What is friendly fire you ask? It’s quite simply when you shoot, set off explosives or cause other forms of damage to another member of your team, not particularly friendly at all you say? I agree, and so do a multitude of British soldiers in recent years. Jokes aside for a second, it’s time to explain how this has changed the gameplay, at least for me.
I’m part of a small group of players that play together on a regular basis, it’s typical of us to go into BTB more than anything to accommodate our large team size but often we find that we are one or more players down, having to play alongside random players.
As many people remember through Halo 2, Halo 3 and the ever not-popular Halo: Reach, friendly fire was the bane of the BTB player. Betrayals were rampant and players killed their own team makes repeatedly for weapons, vehicles or sometimes for no reason at all. This of course prompted the developer at the time, Bungie, to drop in a Betrayal Booting system, a way of kicking out players who betray you, which, to this day, still exists within the confines of Halo 4’s custom game settings and in many of its Matchmaking playlists.
The problem with this system is that it didn’t account for accidents, players in Halo 2 and 3 could be booted for accidentally running over a team mate who jumped out into the middle of their Warthog’s path like a Ford Fiesta speeding through an oncoming Squirrel on a motorway. In addition the system was prone to abuse, with a player taunting or ‘Shield Popping’ other players until a just betrayal had been served on the trouble making player, but then they simply booted the other players out, this count also be abused via a variety of Betrayal inducing glitches in the map’s terrain and still exist in Halo 4 today in many places. These bootings also counted as a quit and a player count be temporarily or permanently banned from Matchmaking for ‘Quitting’ when actually they were just being unjustly booted repeatedly, with or without caution on their part sometimes in the frantic fray of fire on the battlefield these betrayals just happen.

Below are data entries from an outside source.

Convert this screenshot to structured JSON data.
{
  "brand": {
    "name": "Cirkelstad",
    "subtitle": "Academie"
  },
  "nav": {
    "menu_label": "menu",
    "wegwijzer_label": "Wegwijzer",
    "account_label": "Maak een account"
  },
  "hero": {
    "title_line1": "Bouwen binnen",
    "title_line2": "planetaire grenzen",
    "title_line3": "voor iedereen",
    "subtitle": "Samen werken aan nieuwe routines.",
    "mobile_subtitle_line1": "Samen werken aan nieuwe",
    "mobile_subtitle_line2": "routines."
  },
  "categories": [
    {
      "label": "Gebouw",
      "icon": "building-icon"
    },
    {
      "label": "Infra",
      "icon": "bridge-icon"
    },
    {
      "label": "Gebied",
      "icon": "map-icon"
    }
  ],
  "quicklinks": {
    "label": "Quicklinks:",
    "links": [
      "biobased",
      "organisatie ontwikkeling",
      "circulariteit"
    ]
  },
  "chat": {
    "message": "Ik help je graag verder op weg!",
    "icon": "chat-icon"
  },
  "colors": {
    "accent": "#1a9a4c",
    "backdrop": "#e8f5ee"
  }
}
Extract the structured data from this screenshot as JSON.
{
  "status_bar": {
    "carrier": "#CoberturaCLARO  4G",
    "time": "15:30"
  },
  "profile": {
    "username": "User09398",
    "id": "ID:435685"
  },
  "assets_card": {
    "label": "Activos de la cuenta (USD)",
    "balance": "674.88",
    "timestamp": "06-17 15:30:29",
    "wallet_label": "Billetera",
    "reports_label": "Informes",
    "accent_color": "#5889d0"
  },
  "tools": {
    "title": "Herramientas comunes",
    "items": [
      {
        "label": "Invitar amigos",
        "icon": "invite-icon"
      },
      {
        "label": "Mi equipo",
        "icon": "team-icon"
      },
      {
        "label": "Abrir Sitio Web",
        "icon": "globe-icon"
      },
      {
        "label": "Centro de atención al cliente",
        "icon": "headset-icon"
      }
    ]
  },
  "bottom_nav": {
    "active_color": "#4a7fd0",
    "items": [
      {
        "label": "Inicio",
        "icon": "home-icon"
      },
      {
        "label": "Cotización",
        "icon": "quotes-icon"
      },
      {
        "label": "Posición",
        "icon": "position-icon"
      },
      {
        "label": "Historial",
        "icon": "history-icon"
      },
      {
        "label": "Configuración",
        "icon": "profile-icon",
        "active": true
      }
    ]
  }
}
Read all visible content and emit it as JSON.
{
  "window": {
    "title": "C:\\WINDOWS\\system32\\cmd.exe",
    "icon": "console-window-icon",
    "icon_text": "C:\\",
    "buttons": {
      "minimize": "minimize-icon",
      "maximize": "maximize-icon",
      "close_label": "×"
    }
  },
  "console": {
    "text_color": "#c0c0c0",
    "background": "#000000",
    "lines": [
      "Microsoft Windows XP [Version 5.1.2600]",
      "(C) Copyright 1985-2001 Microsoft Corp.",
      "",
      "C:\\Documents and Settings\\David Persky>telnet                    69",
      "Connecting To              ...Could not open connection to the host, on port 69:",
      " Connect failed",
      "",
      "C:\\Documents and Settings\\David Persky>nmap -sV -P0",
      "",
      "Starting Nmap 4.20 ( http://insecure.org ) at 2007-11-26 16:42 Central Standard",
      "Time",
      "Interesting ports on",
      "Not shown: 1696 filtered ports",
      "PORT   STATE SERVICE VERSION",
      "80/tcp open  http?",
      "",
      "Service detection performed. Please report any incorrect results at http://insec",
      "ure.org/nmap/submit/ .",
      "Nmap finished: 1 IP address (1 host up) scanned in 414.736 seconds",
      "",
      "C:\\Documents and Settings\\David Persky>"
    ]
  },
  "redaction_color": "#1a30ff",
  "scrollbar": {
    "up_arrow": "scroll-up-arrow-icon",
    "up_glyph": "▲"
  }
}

So in Reach, this system was ‘improved’ and I say ‘improved’ because in actuality it was randomized, at least from what I can figure out. Sometimes a player could betray several times before a boot option was allowed, sometimes once was enough, sometimes revenge betrayals constituted a boot, sometimes they didn’t. It was completely random how this worked and at the end of it, a small group of players emerged from the battlefield, pissed off at being booted and betrayed repeatedly without ability to counter, having to simultaneously fight the enemy team as well as part of their own.
So 343 stepped forth and grasped the Halo series by the reins, vowing a great many things and released the game on November 6th 2012, one week ago today. They finally brought down a golden thought and removed friendly fire completely from the Infinity Gametypes, that which would be most prone to betrayals and booting. No more would you have to fight your own team mates, sure they can destroy your vehicles still, even if you’re driving them, but regardless your K/D, W/L and mental health is safe.
So personally, as much as people will dislike it, removing friendly fire from those playlists has made my gameplay experience in Halo 4 that much more enjoyable as I nor my team of friends have to worry any more about the horrendous betrayals we had to suffer in the prior games in the Halo franchise.
Until we step out of Infinity playlists at least, I implore 343i to remove friendly fire from every playlist in future as this would, at the very least, remove the betrayal/booting frustration.